1. This is an application for permission to file an appeal against an order of acquittal. The order of acquittal is dated 22-8-1956. Under Sub-section (4) of Section 417, Cr. P. C., the period of limitation for filing an application for special leave is sixty days from the date of the order of acquittal. So the present application for leave is barred by time.
2. Mr. Sadiq Ali appearing for the complainant-applicant has urged that the provisions of Sub-sections (3) and (4) of Section 417, Cr. P. C., are unconstitutional inasmuch as they violate the principle of Article 14 which enunciates the principle of equality before law.
''The State shall not deny to any person equality before the law or the equal protection of the laws within the territory of India.''
It has been pointed out that, Section 417, Cr. P. C., makes different provisions for appeals against acquittals according as whether the appellant is the State Government or a private complainant. Sub-section (1) of Section 417 provides for appeals by the Stats Government against orders of acquittal. Under Article 157 of the Limitation Act the period of limitation for such appeals is six months from the date of the order of acquittal. On the other hand under Sub-section (4) of Section 417, Cr. P. C., the period of limitation for an application for special leave is only sixty days from the date of the order of acquittal. Mr. Sadiq Ali, therefore, contended that these provisions involve unconstitutional discrimination as against private complainants.
The various sub-sections of Section 417, Cr. P. C. clearly make different provisions for appeals by the State Government and appeals by a private complainant. The question is whether such difference violates Article 14 of the Constitution. Courts have always recognised that, in spite of Article 14 of the Constitution, reasonable classification is permissible. We have, therefore, to consider whether the classification is permissible. We have, therefore, to consider whether the classification introduced by Section 417, Cr. P. C. is reasonable.

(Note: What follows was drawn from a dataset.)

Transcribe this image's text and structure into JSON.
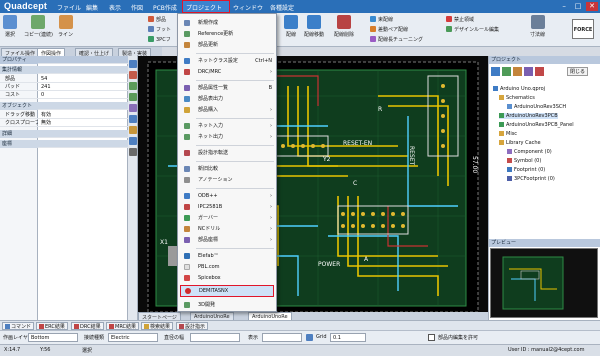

3. Formerly, appeals by private complainants against orders of acquittal were not permitted under the Code of Criminal Procedure at all. The provision for such appeals by private complainants is new.Formerly, only the State Government could file an appeal against an order of acquittal. This position remained for several years after the commencement of the Constitution. I am not aware of any decision, holding that, the provision of Sub-section (1) of Section 417, Cr. P. C. was unconstitutional on the ground that the section did not permit private complainants to file appeals against orders of acquittal.
4. In criminal law the State is on a special footing. In theory all criminal prosecutions are in the name of the State. In practice the State does not engage its counsel in petty cases involving non-cognizable offences. But it is not correct to say that the State is in no way interested in such criminal cases. Chapter XXXVIII of the Code of Criminal Procedure deals with Public Prosecutors. Section 492 empowers the State Government to appoint Public Prosecutors.
Section 493 lays down that a Public Prosecutor may plead in all Courts in cases under his charge. Pleaders privately instructed have to be under the direction of the Public Prosecutor. Section 494 deals with withdrawal by the Public Prosecutor from prosecution. It is laid down in Section 494 that the accused has to be discharged as a result of such withdrawal from prosecution. The scope of Section 494 is not limited to a particular class of cases. These provisions indicate that the State is vitally interested in all criminal cases.
5. Although Sub-section (1) of Section 417, Cr. P. C. enables the State Government to file appeals against orders of acquittal, in practice the State Government files appeals in only a small percentage of cases of acquittal. It is expected that a State Government will file such an appeal only when it is expedient in public interest. On the other hand there is danger of frivolous appeals by private complainants against orders of acquittal. The State represents society as a whole. On the other hand a private complainant is mainly concerned with his personal interest.
Very often a private complainant is actuated by feelings of revenge. The State Government is expected to file appeals in the interest of society as a whole. There is no such obligation on a private complainant. For this reason the Legislature has given more latitude to the State Government for filing appeals against acquittals. The recent amendment of the Code has permitted appeals by private complainants to a limited extent. The Legislature must have been aware that there is danger of Courts being flooded by appeals by private complainants in frivolous cases.
In order to stop such frivolous appeals, the Legislature has laid down that a private complainant must obtain special leave from a High Court for filing an appeal against an acquittal. Considering the special position held by the State in criminal jurisprudence, the Legislature was justified in placing the State on a special footing as regards appeals against acquittals. So the various provisions of Section 417, Cr. P. C., for appeals by the State Government and appeals by private complainants can be justified on the principle of reasonable classification. I, therefore, hold that the various provisions of Section 417, Cr. P. C., do not offend against Article 14 of the Constitution.
6. The application for leave being barred bytime, it is dismissed.